→ Requirement
Would you restate every entry below word for word? Leave out the pictures.

→ Source records

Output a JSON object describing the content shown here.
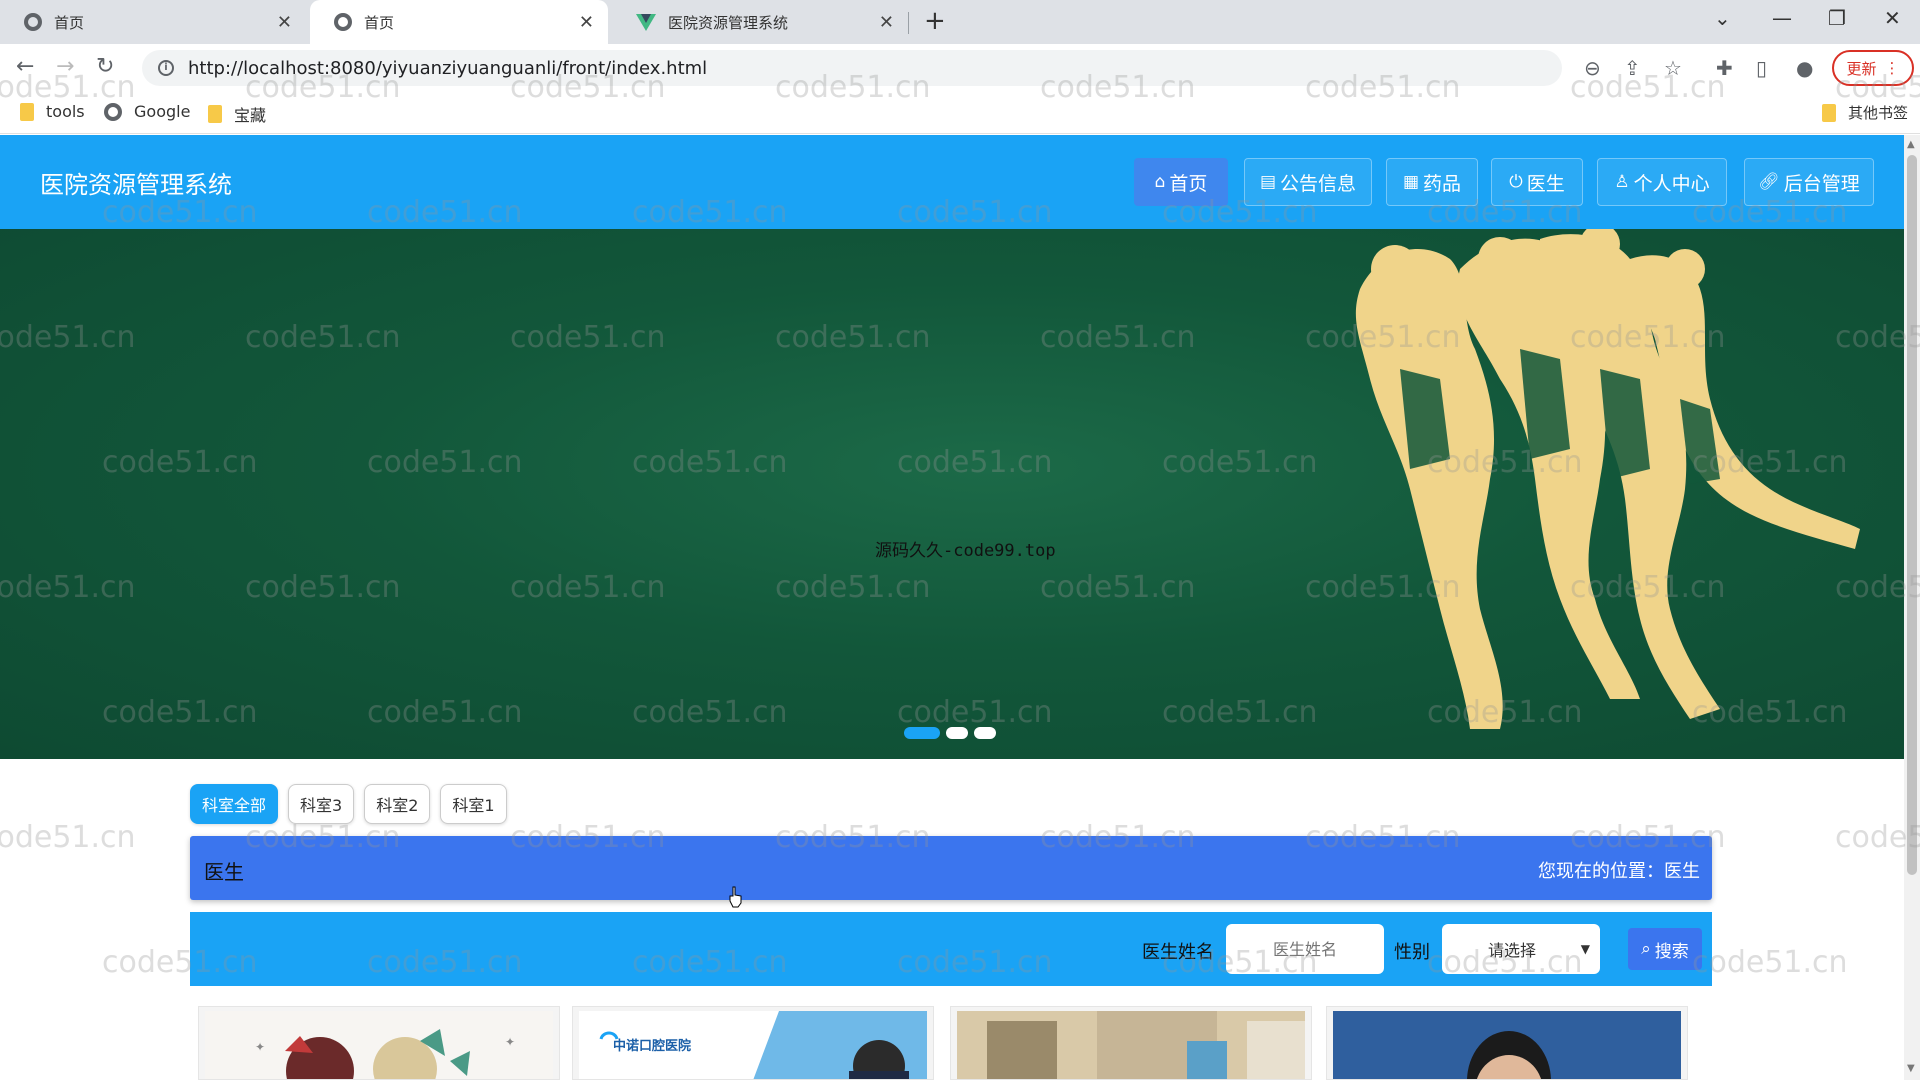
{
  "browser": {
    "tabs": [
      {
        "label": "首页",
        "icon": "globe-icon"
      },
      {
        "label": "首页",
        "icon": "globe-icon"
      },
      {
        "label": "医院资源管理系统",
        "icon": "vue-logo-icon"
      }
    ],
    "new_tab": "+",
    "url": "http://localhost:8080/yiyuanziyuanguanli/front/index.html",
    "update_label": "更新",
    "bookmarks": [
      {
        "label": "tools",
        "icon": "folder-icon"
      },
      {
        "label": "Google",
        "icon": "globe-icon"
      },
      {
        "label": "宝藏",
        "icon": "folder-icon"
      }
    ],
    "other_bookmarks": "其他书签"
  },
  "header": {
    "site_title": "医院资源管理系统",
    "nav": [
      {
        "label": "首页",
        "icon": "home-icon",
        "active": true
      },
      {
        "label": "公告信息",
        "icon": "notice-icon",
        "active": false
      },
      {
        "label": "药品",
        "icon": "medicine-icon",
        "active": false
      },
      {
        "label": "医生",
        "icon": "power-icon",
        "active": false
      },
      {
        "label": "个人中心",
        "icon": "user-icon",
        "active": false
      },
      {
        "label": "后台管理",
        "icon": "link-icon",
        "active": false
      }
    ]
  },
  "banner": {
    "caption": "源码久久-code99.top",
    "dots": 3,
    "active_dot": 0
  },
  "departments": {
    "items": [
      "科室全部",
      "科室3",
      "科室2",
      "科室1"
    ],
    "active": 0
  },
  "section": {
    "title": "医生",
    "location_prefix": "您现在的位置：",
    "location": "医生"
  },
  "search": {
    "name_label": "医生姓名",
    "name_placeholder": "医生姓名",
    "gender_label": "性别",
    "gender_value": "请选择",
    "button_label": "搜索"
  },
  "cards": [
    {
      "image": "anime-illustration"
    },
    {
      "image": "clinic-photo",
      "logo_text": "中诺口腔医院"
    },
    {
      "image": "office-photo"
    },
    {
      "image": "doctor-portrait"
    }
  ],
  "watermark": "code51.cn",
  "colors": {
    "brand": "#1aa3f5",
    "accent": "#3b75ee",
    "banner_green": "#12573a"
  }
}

→ Final answer
Output a JSON object describing the content shown here.
{
  "browser": {
    "tabs": [
      {
        "label": "首页",
        "icon": "globe-icon"
      },
      {
        "label": "首页",
        "icon": "globe-icon"
      },
      {
        "label": "医院资源管理系统",
        "icon": "vue-logo-icon"
      }
    ],
    "new_tab": "+",
    "url": "http://localhost:8080/yiyuanziyuanguanli/front/index.html",
    "update_label": "更新",
    "bookmarks": [
      {
        "label": "tools",
        "icon": "folder-icon"
      },
      {
        "label": "Google",
        "icon": "globe-icon"
      },
      {
        "label": "宝藏",
        "icon": "folder-icon"
      }
    ],
    "other_bookmarks": "其他书签"
  },
  "header": {
    "site_title": "医院资源管理系统",
    "nav": [
      {
        "label": "首页",
        "icon": "home-icon",
        "active": true
      },
      {
        "label": "公告信息",
        "icon": "notice-icon",
        "active": false
      },
      {
        "label": "药品",
        "icon": "medicine-icon",
        "active": false
      },
      {
        "label": "医生",
        "icon": "power-icon",
        "active": false
      },
      {
        "label": "个人中心",
        "icon": "user-icon",
        "active": false
      },
      {
        "label": "后台管理",
        "icon": "link-icon",
        "active": false
      }
    ]
  },
  "banner": {
    "caption": "源码久久-code99.top",
    "dots": 3,
    "active_dot": 0
  },
  "departments": {
    "items": [
      "科室全部",
      "科室3",
      "科室2",
      "科室1"
    ],
    "active": 0
  },
  "section": {
    "title": "医生",
    "location_prefix": "您现在的位置：",
    "location": "医生"
  },
  "search": {
    "name_label": "医生姓名",
    "name_placeholder": "医生姓名",
    "gender_label": "性别",
    "gender_value": "请选择",
    "button_label": "搜索"
  },
  "cards": [
    {
      "image": "anime-illustration"
    },
    {
      "image": "clinic-photo",
      "logo_text": "中诺口腔医院"
    },
    {
      "image": "office-photo"
    },
    {
      "image": "doctor-portrait"
    }
  ],
  "watermark": "code51.cn",
  "colors": {
    "brand": "#1aa3f5",
    "accent": "#3b75ee",
    "banner_green": "#12573a"
  }
}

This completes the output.